--- About this exercise ---
Looking at the records below, state how many lines include the string "will" and add nothing further.

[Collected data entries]
· · · · · · ·
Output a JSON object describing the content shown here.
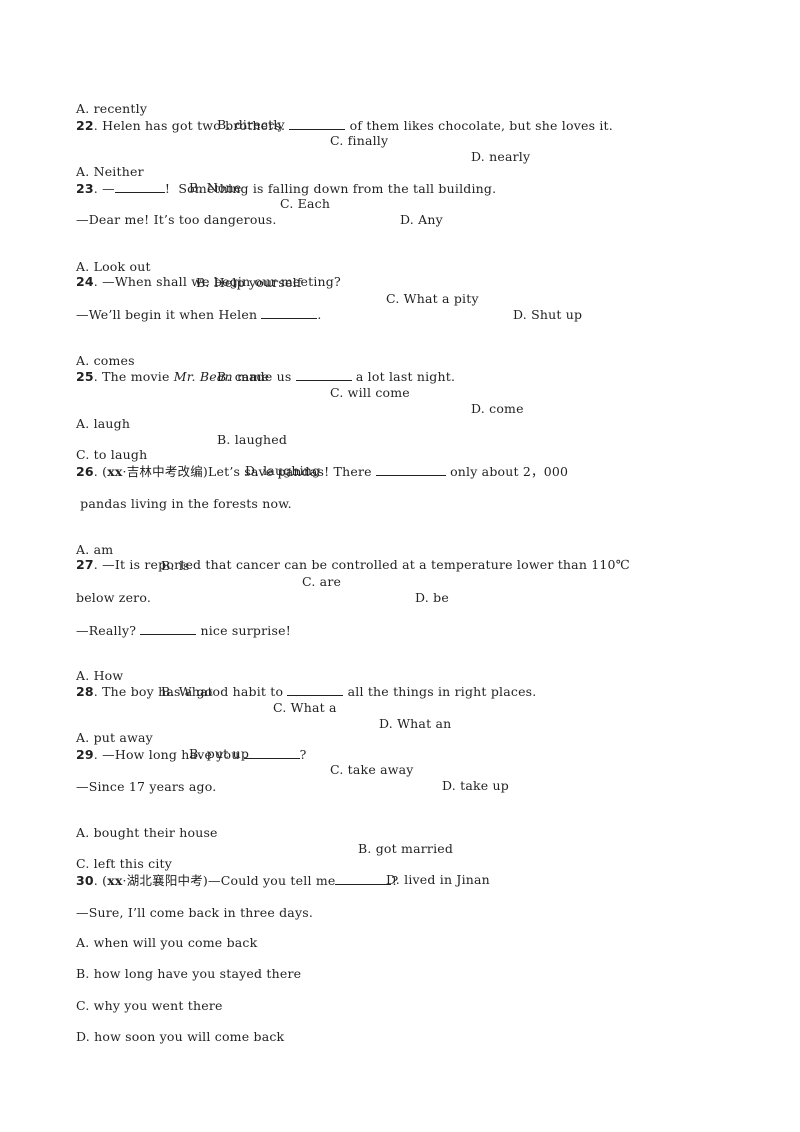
{
  "q21": {
    "options": [
      "A. recently",
      "B. directly",
      "C. finally",
      "D. nearly"
    ]
  },
  "q22": {
    "number": "22",
    "text_before": ". Helen has got two brothers. ",
    "text_after": " of them likes chocolate, but she loves it.",
    "options": [
      "A. Neither",
      "B. None",
      "C. Each",
      "D. Any"
    ]
  },
  "q23": {
    "number": "23",
    "text_before": ". —",
    "text_after": "!  Something is falling down from the tall building.",
    "reply": "—Dear me! It’s too dangerous.",
    "options": [
      "A. Look out",
      "B. Help yourself",
      "C. What a pity",
      "D. Shut up"
    ]
  },
  "q24": {
    "number": "24",
    "text": ". —When shall we begin our meeting?",
    "reply_before": "—We’ll begin it when Helen ",
    "reply_after": ".",
    "options": [
      "A. comes",
      "B. came",
      "C. will come",
      "D. come"
    ]
  },
  "q25": {
    "number": "25",
    "text_before": ". The movie ",
    "title_italic": "Mr. Bean",
    "text_mid": " made us ",
    "text_after": " a lot last night.",
    "options": [
      "A. laugh",
      "B. laughed",
      "C. to laugh",
      "D. laughing"
    ]
  },
  "q26": {
    "number": "26",
    "source_prefix": ". (",
    "source_year": "xx",
    "source_text": "·吉林中考改编)",
    "text_before": "Let’s save pandas! There ",
    "text_after": " only about 2，000",
    "text_cont": " pandas living in the forests now.",
    "options": [
      "A. am",
      "B. is",
      "C. are",
      "D. be"
    ]
  },
  "q27": {
    "number": "27",
    "text": ". —It is reported that cancer can be controlled at a temperature lower than 110℃",
    "text_cont": "below zero.",
    "reply_before": "—Really? ",
    "reply_after": " nice surprise!",
    "options": [
      "A. How",
      "B. What",
      "C. What a",
      "D. What an"
    ]
  },
  "q28": {
    "number": "28",
    "text_before": ". The boy has a good habit to ",
    "text_after": " all the things in right places.",
    "options": [
      "A. put away",
      "B. put up",
      "C. take away",
      "D. take up"
    ]
  },
  "q29": {
    "number": "29",
    "text_before": ". —How long have you ",
    "text_after": "?",
    "reply": "—Since 17 years ago.",
    "options": [
      "A. bought their house",
      "B. got married",
      "C. left this city",
      "D. lived in Jinan"
    ]
  },
  "q30": {
    "number": "30",
    "source_prefix": ". (",
    "source_year": "xx",
    "source_text": "·湖北襄阳中考)",
    "text_before": "—Could you tell me",
    "text_after": "?",
    "reply": "—Sure, I’ll come back in three days.",
    "options": [
      "A. when will you come back",
      "B. how long have you stayed there",
      "C. why you went there",
      "D. how soon you will come back"
    ]
  }
}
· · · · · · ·
--- Answer box ---
3